Come midday, we recommend dining at a secret that few are privy to: Spoon’s. There’s a grand total of four tables at this truly authentic restaurant, and the (very reasonably priced) curries are cooked to perfection. You may need some ice cream to put the fire on your palate out – Sri Lankan food can feel a bit too spicy for some people – and both Dairy King and Isle of Gelato are great contenders for the job.
Dinner in the dimly lit courtyard of Fortaleza Restaurant & Bar gets our vote for its fresh ingredients, diverse menu, and rustic ambience. Most of the dishes here are Western (think: fajitas, burgers, tuna tartare, and basil-pesto spaghetti) but prepared with hints of Asian flavors, making for an always crowd-pleasing selection. A word to the wise: check the specials board before you place your order.
The best thing about shopping in Galle is just how relaxed the pace is. Or is it how there’s something to suit every budget? Or maybe even the sheer number of trendy boutiques just waiting to be discovered? Sri Lanka is affectionately known as “Ratna Dweepa” (or Gem Island) so start here – Ibrahim Jewellers and Lihiniya Gems to be exact. If you’re a tea-drinker, you’re in luck because the country is renowned for its sweeping tea plantations. Withered Leaves at shopping and dining precinct Dutch Hospital Galle stocks every type of brew imaginable, and the staff will happily help you pick the right one.
Barefoot is a great choice for table linen, tote bags, jewelry, and knick-knacks – all equally colorful and affordable – while the beloved Stick No Bills is the ultimate destination for retro-inspired postcards and travel posters. If you’re willing to splurge a little, there’s also a handful of upscale concept stores selling gorgeous art, home accents, and clothing: Exotic Roots, The Three by TPV, and KK The Collection. Everything is meticulously crafted by local artisans, so take the time to leisurely browse their collections.
The Suite Life
Spa Ceylon products and spa treatments are known and loved the world over – Australia, Singapore, and Turkey included – so a visit to its heritage-themed outpost on Lighthouse Street is practically obligatory.
This luxury, award-winning Ayurvedic spa combines the romance of Ceylon – the British colonial name for Sri Lanka – with all-natural products, ancient healing techniques, and modern dermatological science.
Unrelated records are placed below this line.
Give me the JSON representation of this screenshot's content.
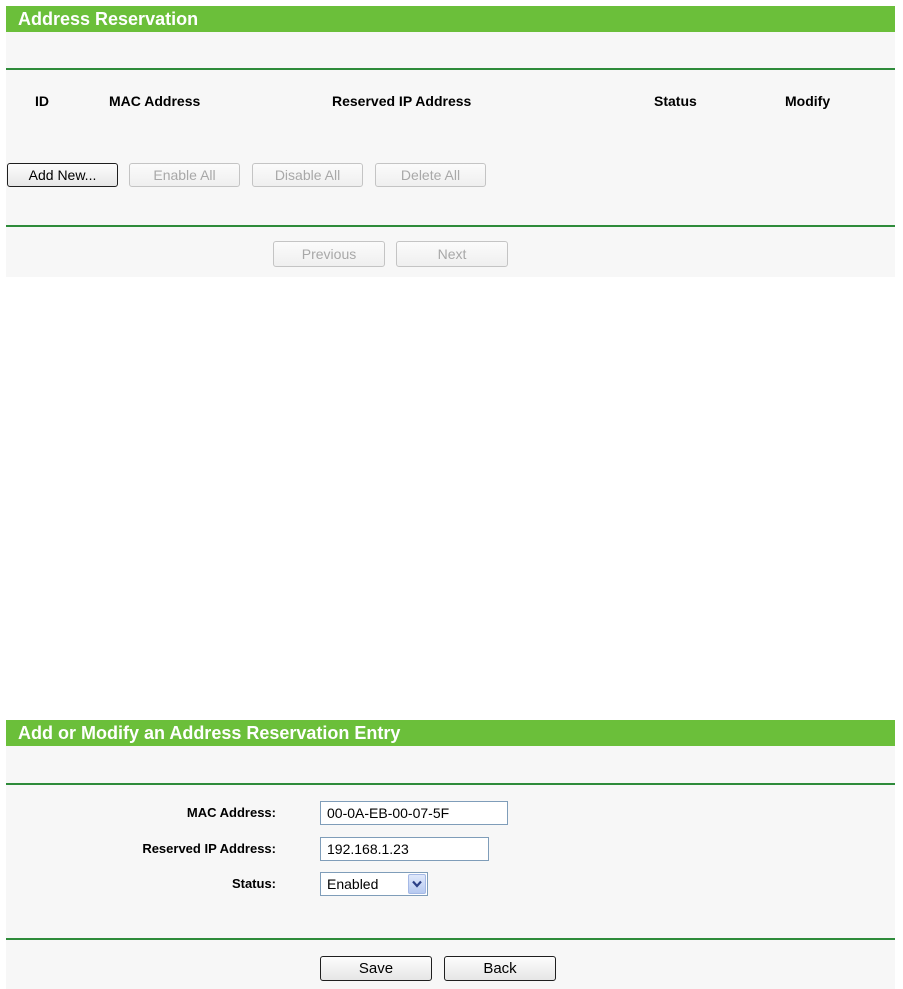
{
  "reservation": {
    "title": "Address Reservation",
    "columns": {
      "id": "ID",
      "mac": "MAC Address",
      "reserved_ip": "Reserved IP Address",
      "status": "Status",
      "modify": "Modify"
    },
    "buttons": {
      "add_new": "Add New...",
      "enable_all": "Enable All",
      "disable_all": "Disable All",
      "delete_all": "Delete All"
    },
    "pagination": {
      "previous": "Previous",
      "next": "Next"
    }
  },
  "entry": {
    "title": "Add or Modify an Address Reservation Entry",
    "mac_label": "MAC Address:",
    "mac_value": "00-0A-EB-00-07-5F",
    "ip_label": "Reserved IP Address:",
    "ip_value": "192.168.1.23",
    "status_label": "Status:",
    "status_value": "Enabled",
    "save": "Save",
    "back": "Back"
  },
  "colors": {
    "header_green": "#6bbf3a",
    "rule_green": "#2e8b3a"
  }
}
Over 25 signature treatments ranging from purifying to calming and de-stressing rituals reside on the spa menu here, but the ‘Royal Body Ritual’ is particularly decadent. An extended full-body massage is accented with a soothing herbal compress, a relaxing foot bath, an exfoliating back scrub, and even a tranquility forehead massage, making it the definitive choice if top-to-toe pampering is what you’re after.
Whale-watching off the coast in Mirissa, surfing in Weligama, traditional mask-making in Ambalangoda, touring a tea plantation in Tittagalla – it’s all easily accessible from Galle, taking under an hour by car and arranged by most hotels and tour companies. However, the majority of tourists end up lazing around on Unawatuna Beach, which we recommend skipping due to the mass of hotels, cafés, and restaurants scrunched up together on the shore.
Head to Dalawella Beach, which takes only 20 minutes by taxi, instead – it’s cleaner, less crowded, safe for swimming, and the ideal place to sip on coconut water while taking in the sunset. It’s also here that a bucket-list staple awaits: the Insta-famous rope swing on the beachfront at Dream Cabana guesthouse. This one’s a bit of an upper-body workout, but more than worth it for the resulting image!